These gaps are excessive for health systems that are qualitatively comparable. Even if you want to account for Italy an excess of the population in old age. I am convinced that here we have different data census criteria. Both for define the positivity to the disease, which for the cause of death.
And I am convinced that the first thing to do is to impose a standard of behavior among all nations. Otherwise monitoring does not make sense: what has been done in a country cannot be analyzed and compared with what made in another country. For example, I insist, look at the curve of total cases of Iran; which for me is a big question mark.
[March 26, 2020 - end]
[March 20, 2020] As of the writing date of this article we observe:
[March 20, 2020 - end]
This pandemic has made it clear more than ever that "the whole world is a village". This old proverb wants to highlight as certain behaviors are observable in all people. But now it can mean literally: travel for pleasure or work weave a spider web that envelops all humanity in the world.
In my opinion it is no coincidence that in Italy the diffusion took place in the most industrially active regions: Lombardy, Emilia Romagna and Veneto. They are the regions that have had the most contacts with industries in China, where the first diffusion took place.
Warning, I'm not saying it's fault of China, or that one should not trade with it. I am convinced that one new epidemic could have developed in any other country in the world. And if this country had been industrially active (examples: Germany, France, USA, Brazil, UK, Italy, ...) then would be happened exactly what we are experiencing now: from the country in question (nation zero :-) would have spread to an industrial partner (nation one ...) and then from here spread to the rest of the world.
So what must we do? Must we stop the trips, and bring the world back to a Middle Ages made of feuds whose borders could be crossed only for very serious reasons? (do we remember the film We have just to cry of Benigni and Troisi? The tax collector who asked: "Who are you? What are you wearing? How many are you? A florin!").
Whatever Trump says, I don't think that's a good idea. Also because at that time famine and disease were reaping victims, and I am convinced that it was precisely because of the misery of physical resources and knowledge imposed by this fragmentation which prevented mutual help and knowledge.

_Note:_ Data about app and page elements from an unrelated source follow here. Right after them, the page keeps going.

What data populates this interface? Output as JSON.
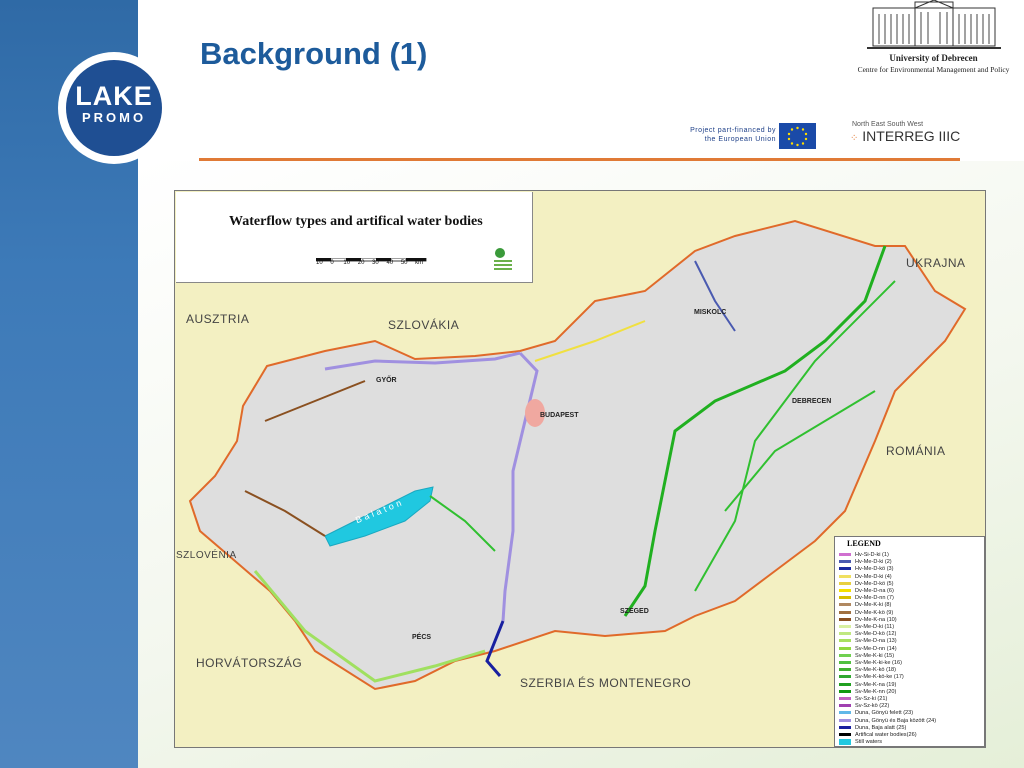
{
  "slide": {
    "title": "Background (1)",
    "logo": {
      "line1": "LAKE",
      "line2": "PROMO"
    },
    "university": {
      "name": "University of Debrecen",
      "centre": "Centre for Environmental Management and Policy"
    },
    "eu_text": "Project part-financed by the European Union",
    "interreg": {
      "top": "North East South West",
      "name": "INTERREG IIIC"
    },
    "accent_color": "#e07a36",
    "brand_color": "#1d5b9b"
  },
  "map": {
    "title": "Waterflow types and artifical water bodies",
    "scale": {
      "ticks": [
        "10",
        "0",
        "10",
        "20",
        "30",
        "40",
        "50"
      ],
      "unit": "km"
    },
    "countries": [
      "AUSZTRIA",
      "SZLOVÁKIA",
      "UKRAJNA",
      "ROMÁNIA",
      "SZLOVÉNIA",
      "HORVÁTORSZÁG",
      "SZERBIA ÉS MONTENEGRO"
    ],
    "cities": [
      "MISKOLC",
      "GYŐR",
      "BUDAPEST",
      "DEBRECEN",
      "PÉCS",
      "SZEGED"
    ],
    "lake": "Balaton",
    "legend": {
      "title": "LEGEND",
      "items": [
        {
          "label": "Hv-Si-D-ki (1)",
          "color": "#d070d0"
        },
        {
          "label": "Hv-Me-D-ki  (2)",
          "color": "#4a5ab0"
        },
        {
          "label": "Hv-Me-D-kö (3)",
          "color": "#1a2aa0"
        },
        {
          "label": "Dv-Me-D-ki (4)",
          "color": "#f0e060"
        },
        {
          "label": "Dv-Me-D-kö (5)",
          "color": "#e8d040"
        },
        {
          "label": "Dv-Me-D-na (6)",
          "color": "#f5e000"
        },
        {
          "label": "Dv-Me-D-nn (7)",
          "color": "#d8c000"
        },
        {
          "label": "Dv-Me-K-ki (8)",
          "color": "#b08860"
        },
        {
          "label": "Dv-Me-K-kö (9)",
          "color": "#a07040"
        },
        {
          "label": "Dv-Me-K-na (10)",
          "color": "#8a5020"
        },
        {
          "label": "Sv-Me-D-ki (11)",
          "color": "#d8f0a0"
        },
        {
          "label": "Sv-Me-D-kö (12)",
          "color": "#c0e880"
        },
        {
          "label": "Sv-Me-D-na (13)",
          "color": "#a8e060"
        },
        {
          "label": "Sv-Me-D-nn (14)",
          "color": "#90d840"
        },
        {
          "label": "Sv-Me-K-ki (15)",
          "color": "#70d050"
        },
        {
          "label": "Sv-Me-K-ki-ke (16)",
          "color": "#50c040"
        },
        {
          "label": "Sv-Me-K-kö (18)",
          "color": "#40b030"
        },
        {
          "label": "Sv-Me-K-kö-ke (17)",
          "color": "#30a830"
        },
        {
          "label": "Sv-Me-K-na (19)",
          "color": "#20a020"
        },
        {
          "label": "Sv-Me-K-nn (20)",
          "color": "#109810"
        },
        {
          "label": "Sv-Sz-ki (21)",
          "color": "#c060c0"
        },
        {
          "label": "Sv-Sz-kö (22)",
          "color": "#a040b0"
        },
        {
          "label": "Duna, Gönyü felett (23)",
          "color": "#60b8e8"
        },
        {
          "label": "Duna, Gönyü és Baja között (24)",
          "color": "#a090e0"
        },
        {
          "label": "Duna, Baja alatt (25)",
          "color": "#1820a0"
        },
        {
          "label": "Artifical water bodies(26)",
          "color": "#000000"
        },
        {
          "label": "Still waters",
          "color": "#20c8e0"
        }
      ]
    }
  }
}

In a communication course that I attended some time ago, the teacher start her teaching saying, "When you talk to someone, remind yourself: his (or her) difference is your wealth."

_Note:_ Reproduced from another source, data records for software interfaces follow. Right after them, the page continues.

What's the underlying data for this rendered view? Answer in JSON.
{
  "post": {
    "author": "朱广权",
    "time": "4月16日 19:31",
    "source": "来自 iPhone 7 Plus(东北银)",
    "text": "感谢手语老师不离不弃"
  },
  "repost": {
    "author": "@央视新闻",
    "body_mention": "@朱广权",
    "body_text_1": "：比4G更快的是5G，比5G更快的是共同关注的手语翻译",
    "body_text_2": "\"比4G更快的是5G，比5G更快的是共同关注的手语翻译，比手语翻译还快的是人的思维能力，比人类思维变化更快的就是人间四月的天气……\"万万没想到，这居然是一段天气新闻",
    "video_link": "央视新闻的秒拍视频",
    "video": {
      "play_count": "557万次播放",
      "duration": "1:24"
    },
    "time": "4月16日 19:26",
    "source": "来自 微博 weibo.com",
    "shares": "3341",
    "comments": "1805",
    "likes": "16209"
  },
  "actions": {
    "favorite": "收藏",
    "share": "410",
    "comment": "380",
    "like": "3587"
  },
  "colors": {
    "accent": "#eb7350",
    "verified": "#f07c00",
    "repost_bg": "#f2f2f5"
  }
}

This concept is central. Through the differences between people we discover new ways of looking at things. And every time we discover something, the horizons widen, improving ourselves and those around us. Expanding ours ability and those of our neighbor.
So I think: travel is welcome, as an increasingly connected world, and trade with everyone. But ... we need to be ready!
In 2015 a person, such Bill Gates, in one of his exposure to TED said to be convinced that the greatest risk to humanity is the possibility of a pandemic. On that occasion Bill Gates proposed to organize the world with a model health care which can react quickly around the world to counter effectively an epidemic. And he concluded his speech saying "if we start (to prepare) now, we can be ready for the next epidemic".
We didn't prepare. And now we pay the consequences, in economic terms and, above all, of lost of lives.
From all this, will we be able to learn?
To finish: how do we get out? More than ever with a common effort. It is necessary pool the resources of the different countries to bring them together where they are needed more. I hear of people getting upset because they think that tampons product in Italy were supplied to the USA. But, in turn, we Italians, did not scruple to buy sanitary ventilation systems from Germany. An so? I insist, it is not by closing ourselves in our shield that we will come out without harm. Well do the European Union if really it is going to organize a reserve of sanitary materials to be used in countries with greater needs.